May 2018

Recently, a mom reached out to me asking about 504 plansand self-advocacy. Her daughter was struggling with when to ask for accommodations and when to be “like everybody else.” It’s a tough call for growing kids – they want to be like everyone else even if that means that sometimes they suffer silently. Here is a great article on this topic.  From that article, I found this definition: “Self-advocacy is a skill that allows kids to understand their strengths and weaknesses, know what they need to succeed and communicate that to other people.”

No doubt, when your child was a toddler you heard the infamous word “mine.”  What you probably thought is that the kid is not willing to share!
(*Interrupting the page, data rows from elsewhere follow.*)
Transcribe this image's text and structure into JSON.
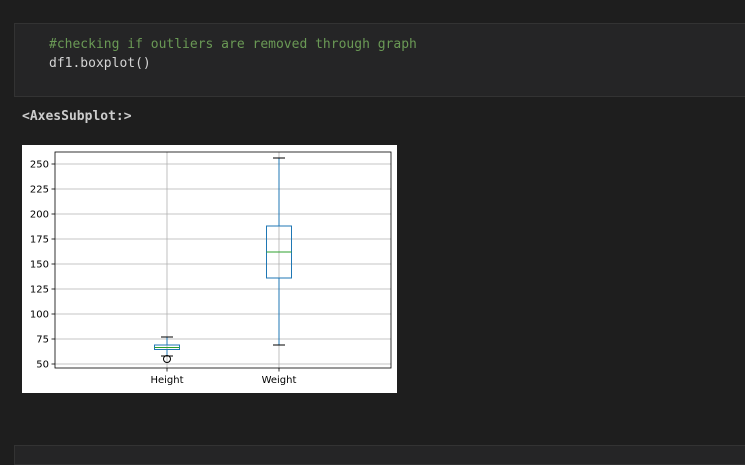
{
  "cell": {
    "comment": "#checking if outliers are removed through graph",
    "code": "df1.boxplot()"
  },
  "output": {
    "repr": "<AxesSubplot:>"
  },
  "chart_data": {
    "type": "boxplot",
    "categories": [
      "Height",
      "Weight"
    ],
    "ylim": [
      46,
      262
    ],
    "yticks": [
      50,
      75,
      100,
      125,
      150,
      175,
      200,
      225,
      250
    ],
    "grid": true,
    "boxes": [
      {
        "name": "Height",
        "whislo": 58,
        "q1": 64.5,
        "med": 66.5,
        "q3": 69,
        "whishi": 77,
        "fliers": [
          55
        ]
      },
      {
        "name": "Weight",
        "whislo": 69,
        "q1": 136,
        "med": 162,
        "q3": 188,
        "whishi": 256,
        "fliers": []
      }
    ],
    "colors": {
      "box": "#1f77b4",
      "median": "#2ca02c",
      "grid": "#b0b0b0"
    }
  }
}
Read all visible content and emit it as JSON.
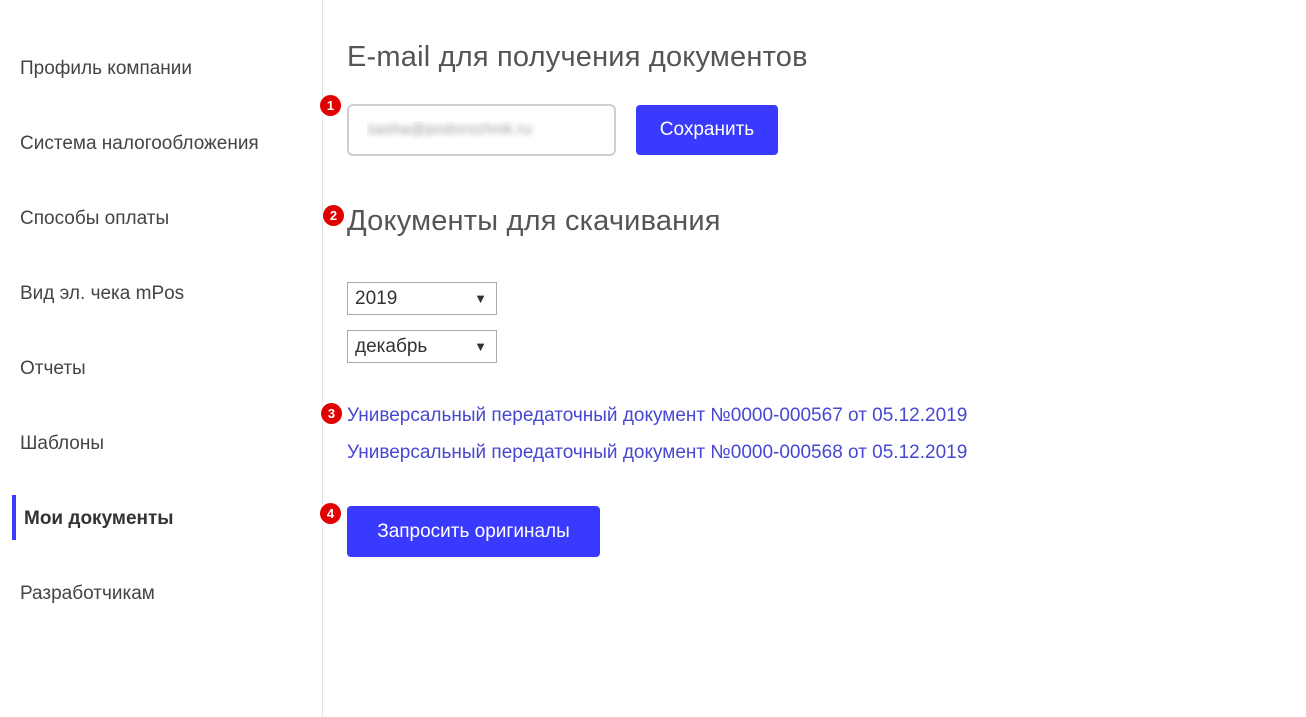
{
  "sidebar": {
    "items": [
      {
        "label": "Профиль компании"
      },
      {
        "label": "Система налогообложения"
      },
      {
        "label": "Способы оплаты"
      },
      {
        "label": "Вид эл. чека mPos"
      },
      {
        "label": "Отчеты"
      },
      {
        "label": "Шаблоны"
      },
      {
        "label": "Мои документы",
        "active": true
      },
      {
        "label": "Разработчикам"
      }
    ],
    "accent_color": "#3e3aff"
  },
  "email_section": {
    "title": "E-mail для получения документов",
    "email_value": "sasha@podorozhnik.ru",
    "save_label": "Сохранить"
  },
  "documents_section": {
    "title": "Документы для скачивания",
    "year_value": "2019",
    "month_value": "декабрь",
    "documents": [
      {
        "label": "Универсальный передаточный документ №0000-000567 от 05.12.2019"
      },
      {
        "label": "Универсальный передаточный документ №0000-000568 от 05.12.2019"
      }
    ],
    "request_label": "Запросить оригиналы"
  },
  "markers": [
    "1",
    "2",
    "3",
    "4"
  ],
  "colors": {
    "button": "#3a3aff",
    "link": "#4747d1",
    "marker": "#e00000"
  }
}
But did you perhaps think that this is the first step in your child’s journey towards self-advocacy?

When do we parents of special children start to teach them about self-advocacy?  My answer is not soon enough.  Special children more than others, need to be able to assertively and comfortably ask for what they need.  And that can start as early as when they start to talk or gesture. Our kids will have to rely on the self-advocacy skills they learn early on for the rest of their lives.  

Here are a just few examples of when a special child will need to self-advocate in the classroom setting:

  • preferential seating
  • extended time on tests and assignments
  • reduced homework or classwork
  • verbal, visual, or technology aids
  • modified textbooks or audio-video materials
  • adjusted class schedules and/or grading
  • verbal testing
  • excused lateness, absence, or missed classwork

Sometimes kids need help figuring all that out, and in those situations the process starts with us – their parents. There are many things that we can do to assist them in their journey towards developing strong self-advocacy skills.  Here are some ideas:

  • Remind your child that asking for help is a good thing
  • Let your child have a say in educational decisions
  • Encourage your child to attend his or her IEP meetings
  • Consider putting in self-advocacy goals in the IEP

Despite our best efforts, sometimes our children need professional help in developing their self-advocacy skills. Don’t take this personally – the home environment is where kids feel protected and don’t want to do the things they must do in the real world.  If your child needs some nudging to find their voice, here are a few resources to help with the process:

  • School Case Manager. He or she sees a different version of our children.  The case manager can often assist with IEP goals to increase self-advocacy
  • Therapist. A therapist has experience with how to boost self-esteem and self-confidence which ultimately lead to good self-advocacy skills

So, when your toddler says “mine,” embrace them and encourage their journey towards self-advocacy!